"Don’t mention the war you know what you’re like". I was warned, the war is verbatim it’s not cricket, well it wasn’t me or even Basil Fawlty, it was my taxi driver.
“Frankfurt is the same size as London and the financial centre of mainland Europe” he explained in that punctilious emphatic way that German’s sound when they speak English. “It was destroyed by the British in the second world war, but has been rebuilt with striking modern buildings and faithful reconstructions in the old town of Altstadt ” Being a Brit at this point I began to feel personally responsible for all the bombing and carnage and decided to change the subject.
Frankfurt is known as the world’s smallest metropolis, however it is much more friendly to cyclists rather than a Batmobile, an exhibit you’re unlikely to find in any of the sixty museums located in the city, something they are particularly proud of, indeed in the month of April the city holds the “Long Night of the Museums” when all the museums are open all night with music and dance performances and special exhibits.

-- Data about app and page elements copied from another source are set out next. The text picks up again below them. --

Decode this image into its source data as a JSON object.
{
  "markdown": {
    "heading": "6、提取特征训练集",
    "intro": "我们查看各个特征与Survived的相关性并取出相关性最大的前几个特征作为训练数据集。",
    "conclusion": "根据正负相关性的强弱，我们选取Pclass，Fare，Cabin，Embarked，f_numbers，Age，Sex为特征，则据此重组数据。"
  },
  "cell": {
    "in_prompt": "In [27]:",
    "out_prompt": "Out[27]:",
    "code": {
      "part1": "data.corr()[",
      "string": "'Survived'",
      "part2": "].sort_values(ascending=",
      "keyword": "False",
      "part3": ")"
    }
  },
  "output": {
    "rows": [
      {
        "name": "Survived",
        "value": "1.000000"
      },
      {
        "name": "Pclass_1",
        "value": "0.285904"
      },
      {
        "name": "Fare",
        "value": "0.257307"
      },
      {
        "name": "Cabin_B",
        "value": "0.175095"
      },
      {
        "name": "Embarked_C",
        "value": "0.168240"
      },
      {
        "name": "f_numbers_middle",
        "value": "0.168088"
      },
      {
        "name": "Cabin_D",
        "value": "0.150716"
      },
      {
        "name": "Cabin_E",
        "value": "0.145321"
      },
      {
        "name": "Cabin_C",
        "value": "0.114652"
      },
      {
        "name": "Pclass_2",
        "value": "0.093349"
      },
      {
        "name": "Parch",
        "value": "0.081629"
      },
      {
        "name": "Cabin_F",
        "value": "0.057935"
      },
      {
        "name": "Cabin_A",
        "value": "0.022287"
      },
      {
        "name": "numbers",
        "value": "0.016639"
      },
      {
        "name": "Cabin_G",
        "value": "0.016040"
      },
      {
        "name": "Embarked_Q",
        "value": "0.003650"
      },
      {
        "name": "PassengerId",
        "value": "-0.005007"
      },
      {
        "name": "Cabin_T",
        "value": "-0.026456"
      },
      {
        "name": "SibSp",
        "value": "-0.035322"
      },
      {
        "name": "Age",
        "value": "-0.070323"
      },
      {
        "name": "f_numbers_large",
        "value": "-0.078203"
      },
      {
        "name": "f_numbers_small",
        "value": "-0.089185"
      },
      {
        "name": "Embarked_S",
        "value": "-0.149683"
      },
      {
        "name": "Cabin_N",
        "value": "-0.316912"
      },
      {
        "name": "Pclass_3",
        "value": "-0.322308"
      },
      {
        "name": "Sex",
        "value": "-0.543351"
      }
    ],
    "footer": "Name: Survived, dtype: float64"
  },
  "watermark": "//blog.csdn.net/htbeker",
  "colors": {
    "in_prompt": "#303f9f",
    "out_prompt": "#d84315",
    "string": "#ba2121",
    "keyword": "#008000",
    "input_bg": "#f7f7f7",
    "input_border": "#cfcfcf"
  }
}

Frankfurt knows how to put on a fair, it has two, each October sees the book fair take place and it has a car show in September only in odd-numbered years. These events attract millions of visitors, so unless your wish to visit these fairs it would be a good idea to visit at a different time.
The city is home to much medieval architecture including the Cathedral that dates back to 852.The city square in Frankfurt is where the Holy Roman Emperors were crowned, and it’s surrounded by palatial buildings all dating back many centuries. Most were destroyed during World War II, but they have all been rebuilt and restored as my taxi driver testified.

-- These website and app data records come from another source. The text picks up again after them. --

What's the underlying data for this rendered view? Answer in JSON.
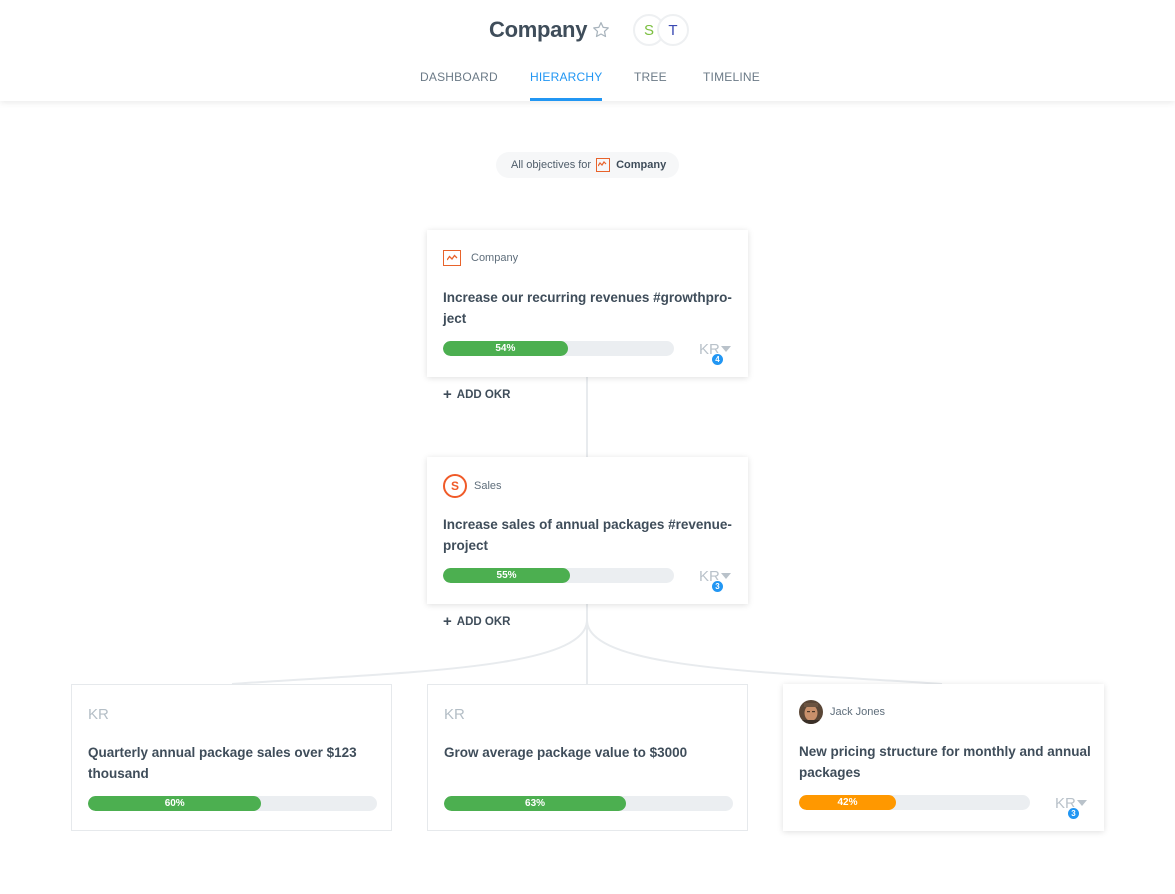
{
  "header": {
    "title": "Company",
    "avatars": [
      {
        "initial": "S",
        "color": "#7bbf3f"
      },
      {
        "initial": "T",
        "color": "#3b4ab3"
      }
    ],
    "tabs": [
      {
        "label": "DASHBOARD",
        "active": false
      },
      {
        "label": "HIERARCHY",
        "active": true
      },
      {
        "label": "TREE",
        "active": false
      },
      {
        "label": "TIMELINE",
        "active": false
      }
    ]
  },
  "scope": {
    "prefix": "All objectives for",
    "name": "Company"
  },
  "objectives": [
    {
      "owner": "Company",
      "owner_icon": "company-chart-icon",
      "title_line1": "Increase our recurring revenues #growthpro-",
      "title_line2": "ject",
      "progress": 54,
      "progress_label": "54%",
      "progress_color": "#4caf50",
      "kr_label": "KR",
      "kr_count": "4",
      "add_label": "ADD OKR"
    },
    {
      "owner": "Sales",
      "owner_icon": "sales-team-icon",
      "owner_initial": "S",
      "title_line1": "Increase sales of annual packages #revenue-",
      "title_line2": "project",
      "progress": 55,
      "progress_label": "55%",
      "progress_color": "#4caf50",
      "kr_label": "KR",
      "kr_count": "3",
      "add_label": "ADD OKR"
    }
  ],
  "key_results": [
    {
      "head": "KR",
      "title_line1": "Quarterly annual package sales over $123",
      "title_line2": "thousand",
      "progress": 60,
      "progress_label": "60%",
      "progress_color": "#4caf50"
    },
    {
      "head": "KR",
      "title_line1": "Grow average package value to $3000",
      "title_line2": "",
      "progress": 63,
      "progress_label": "63%",
      "progress_color": "#4caf50"
    },
    {
      "owner": "Jack Jones",
      "title_line1": "New pricing structure for monthly and annual",
      "title_line2": "packages",
      "progress": 42,
      "progress_label": "42%",
      "progress_color": "#ff9800",
      "kr_label": "KR",
      "kr_count": "3"
    }
  ],
  "colors": {
    "accent": "#2196f3",
    "brand_orange": "#e8632b",
    "success": "#4caf50",
    "warning": "#ff9800"
  }
}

In the city square in Frankfurt you will find a balcony where the emperors appeared to the people, today it’s where victorious football teams are hailed, that would be the local Eintracht Frankfurt team, not as well-known or as successful as FC Bayern Munich.
After a visit to the Roman ruins at the Archaeological Gardens why not dine on the Fressgass or “munching alley” as it’s known locally, there are lots of cafes restaurants and delis to choose from, why not treat yourself and dine at the legendary establishment that is Adolph Wagner, the apple wine and sauce made from seven different herbs are to die for.
Access to the sites, for example, the Opera House and City Tower are just as easy to get to on foot or by bike, additionally, the city has a great public transport system so a visit to the Zoo or Botanical Gardens is made easy.
In the old town of Altstadt is an exact copy of the former mediaeval buildings at Romemberg Plaza, nearby is the Kleinmarkhalle an indoor market frequented by locals, it sells a vast array of fresh produce, including the seven herbs used to make the regional sauce.
A great way to see any city is from the river the "Primus Linie" takes you past the embankments of the river Main and the newly built European Central bank to the historic Gerbermühle where the ship turns for its journey back to the Eiserner Steg where you can take and relax while your Velo-Taxi takes you to the Museum Embankment.